MCNSW: What preconceived ideas did you have about Council before you joined, versus what you know now?
JS: For those of us working the wheels in regulation, we gain a fairly intimate knowledge of how the Council operates. But the vast majority of people in medical practice have very little understanding of the Council and its work or purpose. I’ve given the talk a number of times now about the work we do, how we do it and what it involves, and you see the light bulb come on when people finally understand.
I think that’s one of the challenges for Council. I don’t think we’re breaking through to your average medical practitioner about what we do, the important role we play protecting the public and with that, the reputation and the honorable position practitioners still hold in the community.
MCNSW: You’ve been Deputy President for the last few years, how do you think stepping into A/Prof Richard Walsh’s shoes will change things for you?
JS: I’ve been really very fortunate, Richard was incredibly inclusive. Richard went into this job saying “I’m taking you with me as Deputy and there’s (almost!) no meeting or activity that you can’t come to”.
But now my job goes up a notch. I’ve become much more the conduit for the Council and its engagement with its stakeholders. Whether that’s practitioners, complainants, MIIs, the AMA, Ministry, or the Minister. It’s my job to make sure that we’re true to our brief of protecting the public, doing so in a way that engages the broader medical profession.

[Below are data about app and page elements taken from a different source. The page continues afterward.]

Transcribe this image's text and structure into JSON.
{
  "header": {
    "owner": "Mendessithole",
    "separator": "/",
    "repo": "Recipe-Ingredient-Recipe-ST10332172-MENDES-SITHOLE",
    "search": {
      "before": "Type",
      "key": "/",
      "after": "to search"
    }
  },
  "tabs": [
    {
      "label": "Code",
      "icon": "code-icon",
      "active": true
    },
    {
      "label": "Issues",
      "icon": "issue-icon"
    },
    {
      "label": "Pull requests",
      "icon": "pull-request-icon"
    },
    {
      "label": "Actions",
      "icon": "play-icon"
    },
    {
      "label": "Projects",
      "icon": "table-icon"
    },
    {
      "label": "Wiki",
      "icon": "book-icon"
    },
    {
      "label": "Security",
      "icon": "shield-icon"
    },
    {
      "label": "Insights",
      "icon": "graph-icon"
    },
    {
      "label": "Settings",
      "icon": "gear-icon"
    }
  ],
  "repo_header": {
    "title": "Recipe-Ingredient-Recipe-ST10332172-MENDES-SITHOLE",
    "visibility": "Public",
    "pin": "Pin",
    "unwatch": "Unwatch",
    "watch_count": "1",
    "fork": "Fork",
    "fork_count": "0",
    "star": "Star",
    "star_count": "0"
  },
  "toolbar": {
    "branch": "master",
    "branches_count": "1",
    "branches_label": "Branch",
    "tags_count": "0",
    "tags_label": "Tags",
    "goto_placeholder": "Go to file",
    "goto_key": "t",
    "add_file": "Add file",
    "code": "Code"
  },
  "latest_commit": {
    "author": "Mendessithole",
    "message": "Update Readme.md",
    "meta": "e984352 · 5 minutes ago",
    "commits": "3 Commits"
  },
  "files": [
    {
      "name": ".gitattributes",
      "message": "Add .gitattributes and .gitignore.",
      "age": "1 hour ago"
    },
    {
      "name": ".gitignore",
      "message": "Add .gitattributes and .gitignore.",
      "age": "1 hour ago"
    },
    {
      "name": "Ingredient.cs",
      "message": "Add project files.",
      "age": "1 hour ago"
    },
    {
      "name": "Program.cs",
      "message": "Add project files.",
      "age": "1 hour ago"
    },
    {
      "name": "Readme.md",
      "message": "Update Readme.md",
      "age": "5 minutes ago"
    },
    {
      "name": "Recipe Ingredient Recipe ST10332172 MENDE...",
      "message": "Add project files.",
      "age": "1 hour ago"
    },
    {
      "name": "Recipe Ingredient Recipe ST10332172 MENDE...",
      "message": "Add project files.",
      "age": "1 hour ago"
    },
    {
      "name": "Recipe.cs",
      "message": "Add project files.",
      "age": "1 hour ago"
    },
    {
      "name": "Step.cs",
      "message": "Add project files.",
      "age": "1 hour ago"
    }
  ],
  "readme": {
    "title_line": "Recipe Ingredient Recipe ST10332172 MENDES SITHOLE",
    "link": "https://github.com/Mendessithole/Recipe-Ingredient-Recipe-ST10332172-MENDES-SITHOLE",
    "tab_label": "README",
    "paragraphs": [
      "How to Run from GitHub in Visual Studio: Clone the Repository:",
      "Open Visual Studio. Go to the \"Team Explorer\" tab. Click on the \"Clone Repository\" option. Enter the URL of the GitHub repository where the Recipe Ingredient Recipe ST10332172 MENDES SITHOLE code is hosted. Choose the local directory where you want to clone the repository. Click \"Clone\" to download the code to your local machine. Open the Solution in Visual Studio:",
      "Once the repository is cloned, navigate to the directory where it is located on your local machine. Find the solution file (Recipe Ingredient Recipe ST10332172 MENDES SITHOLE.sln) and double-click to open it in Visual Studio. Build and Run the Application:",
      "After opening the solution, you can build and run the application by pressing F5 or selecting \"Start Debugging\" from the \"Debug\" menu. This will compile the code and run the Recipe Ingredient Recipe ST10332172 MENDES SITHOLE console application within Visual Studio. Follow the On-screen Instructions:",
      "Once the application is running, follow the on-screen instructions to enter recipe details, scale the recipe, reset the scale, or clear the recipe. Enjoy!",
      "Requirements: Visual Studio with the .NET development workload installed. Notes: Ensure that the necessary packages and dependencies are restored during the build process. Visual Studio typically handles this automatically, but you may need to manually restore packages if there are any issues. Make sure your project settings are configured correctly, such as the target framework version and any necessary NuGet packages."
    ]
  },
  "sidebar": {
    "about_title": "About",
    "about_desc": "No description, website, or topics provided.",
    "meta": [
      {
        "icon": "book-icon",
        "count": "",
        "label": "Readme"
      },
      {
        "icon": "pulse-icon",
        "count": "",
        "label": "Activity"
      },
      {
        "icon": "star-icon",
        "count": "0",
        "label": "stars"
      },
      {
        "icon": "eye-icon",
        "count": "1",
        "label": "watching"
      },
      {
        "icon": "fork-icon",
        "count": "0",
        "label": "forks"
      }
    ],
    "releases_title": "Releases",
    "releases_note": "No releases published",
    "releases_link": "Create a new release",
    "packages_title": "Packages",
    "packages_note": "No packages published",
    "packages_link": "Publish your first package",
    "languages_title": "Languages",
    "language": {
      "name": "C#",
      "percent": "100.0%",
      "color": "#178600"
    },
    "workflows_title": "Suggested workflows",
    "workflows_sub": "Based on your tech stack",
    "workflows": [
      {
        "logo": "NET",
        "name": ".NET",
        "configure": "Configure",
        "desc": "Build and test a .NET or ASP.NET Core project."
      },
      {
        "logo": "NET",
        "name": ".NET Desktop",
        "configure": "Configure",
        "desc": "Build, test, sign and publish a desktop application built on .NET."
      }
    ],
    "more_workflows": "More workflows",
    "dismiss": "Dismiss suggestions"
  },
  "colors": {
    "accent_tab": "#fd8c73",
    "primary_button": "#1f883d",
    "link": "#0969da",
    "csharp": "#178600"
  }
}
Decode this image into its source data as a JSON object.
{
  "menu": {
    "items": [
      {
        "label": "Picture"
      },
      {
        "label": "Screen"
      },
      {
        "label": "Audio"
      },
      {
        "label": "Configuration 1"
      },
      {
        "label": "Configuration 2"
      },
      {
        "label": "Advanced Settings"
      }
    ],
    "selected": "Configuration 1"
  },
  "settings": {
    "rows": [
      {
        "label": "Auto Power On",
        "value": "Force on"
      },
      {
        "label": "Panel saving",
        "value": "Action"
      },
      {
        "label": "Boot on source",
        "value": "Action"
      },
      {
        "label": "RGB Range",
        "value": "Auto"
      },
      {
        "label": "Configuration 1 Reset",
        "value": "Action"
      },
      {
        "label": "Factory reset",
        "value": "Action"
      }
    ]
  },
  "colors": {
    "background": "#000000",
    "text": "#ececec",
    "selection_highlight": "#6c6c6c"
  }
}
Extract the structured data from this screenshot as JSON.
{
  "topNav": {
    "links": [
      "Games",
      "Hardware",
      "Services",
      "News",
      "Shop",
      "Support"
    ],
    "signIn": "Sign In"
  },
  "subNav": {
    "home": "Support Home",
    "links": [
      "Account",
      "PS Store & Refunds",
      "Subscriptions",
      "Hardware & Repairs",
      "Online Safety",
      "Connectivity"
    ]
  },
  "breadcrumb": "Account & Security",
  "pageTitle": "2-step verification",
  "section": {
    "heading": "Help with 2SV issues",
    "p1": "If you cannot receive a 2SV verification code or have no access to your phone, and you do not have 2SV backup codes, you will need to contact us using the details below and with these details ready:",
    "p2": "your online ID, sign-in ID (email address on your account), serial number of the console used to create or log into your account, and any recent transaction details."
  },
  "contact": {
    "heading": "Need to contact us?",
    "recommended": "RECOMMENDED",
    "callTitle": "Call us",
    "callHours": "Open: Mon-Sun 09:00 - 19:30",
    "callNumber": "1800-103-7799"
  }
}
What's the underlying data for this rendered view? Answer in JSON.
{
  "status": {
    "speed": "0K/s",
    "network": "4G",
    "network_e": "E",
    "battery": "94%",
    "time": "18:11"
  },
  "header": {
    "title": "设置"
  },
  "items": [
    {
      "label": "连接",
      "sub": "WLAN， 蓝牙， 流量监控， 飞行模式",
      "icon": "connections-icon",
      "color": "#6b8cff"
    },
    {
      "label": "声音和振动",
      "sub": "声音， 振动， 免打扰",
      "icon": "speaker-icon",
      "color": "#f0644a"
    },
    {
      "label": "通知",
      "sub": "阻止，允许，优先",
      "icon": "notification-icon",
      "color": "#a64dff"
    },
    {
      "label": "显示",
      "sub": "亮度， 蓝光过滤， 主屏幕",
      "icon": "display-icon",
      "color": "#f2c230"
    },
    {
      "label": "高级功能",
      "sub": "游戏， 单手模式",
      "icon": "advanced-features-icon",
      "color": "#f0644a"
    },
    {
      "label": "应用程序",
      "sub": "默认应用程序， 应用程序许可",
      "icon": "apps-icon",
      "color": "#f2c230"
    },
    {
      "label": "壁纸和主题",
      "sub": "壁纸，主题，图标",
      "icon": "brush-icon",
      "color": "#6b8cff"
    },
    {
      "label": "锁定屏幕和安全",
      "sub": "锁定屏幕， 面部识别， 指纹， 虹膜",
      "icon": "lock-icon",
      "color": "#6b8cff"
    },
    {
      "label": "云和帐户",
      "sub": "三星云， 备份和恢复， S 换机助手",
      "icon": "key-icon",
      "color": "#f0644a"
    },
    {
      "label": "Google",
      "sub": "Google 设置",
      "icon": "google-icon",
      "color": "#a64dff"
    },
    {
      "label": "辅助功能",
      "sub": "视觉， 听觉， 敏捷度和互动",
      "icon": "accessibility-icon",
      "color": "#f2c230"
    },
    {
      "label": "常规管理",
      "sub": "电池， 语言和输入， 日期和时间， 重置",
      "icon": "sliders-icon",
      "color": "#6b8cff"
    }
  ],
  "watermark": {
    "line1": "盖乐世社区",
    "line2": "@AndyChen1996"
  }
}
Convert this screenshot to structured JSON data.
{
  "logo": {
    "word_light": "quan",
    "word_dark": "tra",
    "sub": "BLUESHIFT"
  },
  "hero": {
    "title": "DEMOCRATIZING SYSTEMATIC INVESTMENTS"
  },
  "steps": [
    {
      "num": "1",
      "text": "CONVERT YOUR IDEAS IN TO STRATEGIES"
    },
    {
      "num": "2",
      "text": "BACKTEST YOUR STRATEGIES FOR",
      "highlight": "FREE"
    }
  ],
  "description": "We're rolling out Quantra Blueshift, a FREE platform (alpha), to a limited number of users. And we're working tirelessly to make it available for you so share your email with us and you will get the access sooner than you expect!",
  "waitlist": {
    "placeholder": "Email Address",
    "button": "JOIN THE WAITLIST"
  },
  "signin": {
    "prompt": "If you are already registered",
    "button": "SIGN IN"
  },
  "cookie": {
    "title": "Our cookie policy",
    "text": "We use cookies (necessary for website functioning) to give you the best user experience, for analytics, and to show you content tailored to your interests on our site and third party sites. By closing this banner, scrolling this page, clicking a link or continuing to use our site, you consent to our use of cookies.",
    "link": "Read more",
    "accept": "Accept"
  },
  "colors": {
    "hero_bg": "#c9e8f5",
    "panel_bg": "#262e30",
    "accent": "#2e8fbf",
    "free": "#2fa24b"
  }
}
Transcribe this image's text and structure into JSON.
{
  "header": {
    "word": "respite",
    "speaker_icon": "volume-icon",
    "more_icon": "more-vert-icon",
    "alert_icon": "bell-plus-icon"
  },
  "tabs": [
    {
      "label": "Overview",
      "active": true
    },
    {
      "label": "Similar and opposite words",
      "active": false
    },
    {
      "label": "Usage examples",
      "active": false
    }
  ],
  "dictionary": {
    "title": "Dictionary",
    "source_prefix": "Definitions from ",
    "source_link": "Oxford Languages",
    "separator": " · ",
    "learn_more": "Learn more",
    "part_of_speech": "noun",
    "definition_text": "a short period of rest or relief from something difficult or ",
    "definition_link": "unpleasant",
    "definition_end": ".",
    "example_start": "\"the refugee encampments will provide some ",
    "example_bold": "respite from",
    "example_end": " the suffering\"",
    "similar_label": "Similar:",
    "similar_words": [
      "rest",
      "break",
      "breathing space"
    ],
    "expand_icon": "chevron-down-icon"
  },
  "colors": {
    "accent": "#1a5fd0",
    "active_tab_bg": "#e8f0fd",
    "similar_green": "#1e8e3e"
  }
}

MCNSW: What are your goals for Council and its work over the coming years?
JS: We need to be responsive and reflective of the community’s wishes to keep the public safe, but doing it with a respect for our colleagues and a great sense of striving for natural justice. There’s tweaking we need to do around the regulatory framework and I’ll push for that in forums when I can, so that we’re even more effective. Principally, I want us to become more effective, efficient, consistent, timely and transparent in our processes and as a regulator. That’s the hallmark of what we need to be doing better.
MCNSW: Can you name a person who has had a tremendous impact on you as a leader? Why and how did this person impact your life?
JS: I’ve had many leaders I’ve watched and been inspired by. As a student, there was tutor I admired enormously because he was a great teacher and he brought a great warmth to his teaching. He lead by example, was incredibly knowledgeable and very respectful about the way he taught us. He was a mentor in the true tradition of medical mentorship, I think. I remember him well, his name was Dr Tony Breslin and he was head of the respiratory unit at Concord.
But I’ve been fortunate enough to work with many great leaders over a long period of time and draw inspiration from many of them.
MCNSW: Is there any other message you’d like to share with the profession at the beginning of your tenure?
JS: Regulation is part and parcel of medical practice and it is only there to ensure that medical practitioners stay true to the values that have always been part and parcel of the medical profession. We are a caring, communicative, diligent, hard-working group of people who genuinely care about the people who come to us and need our help. If you abide by the Code and you practice true to the code of the profession, then you have no reason to ever be fearful of any interactions you may have in responding to a complaint. Complaints can be a part of even the best medical practice but that doesn’t necessarily in any way form or shape you as a medical practitioner if you stay true to the values of our profession which is a very noble profession in society.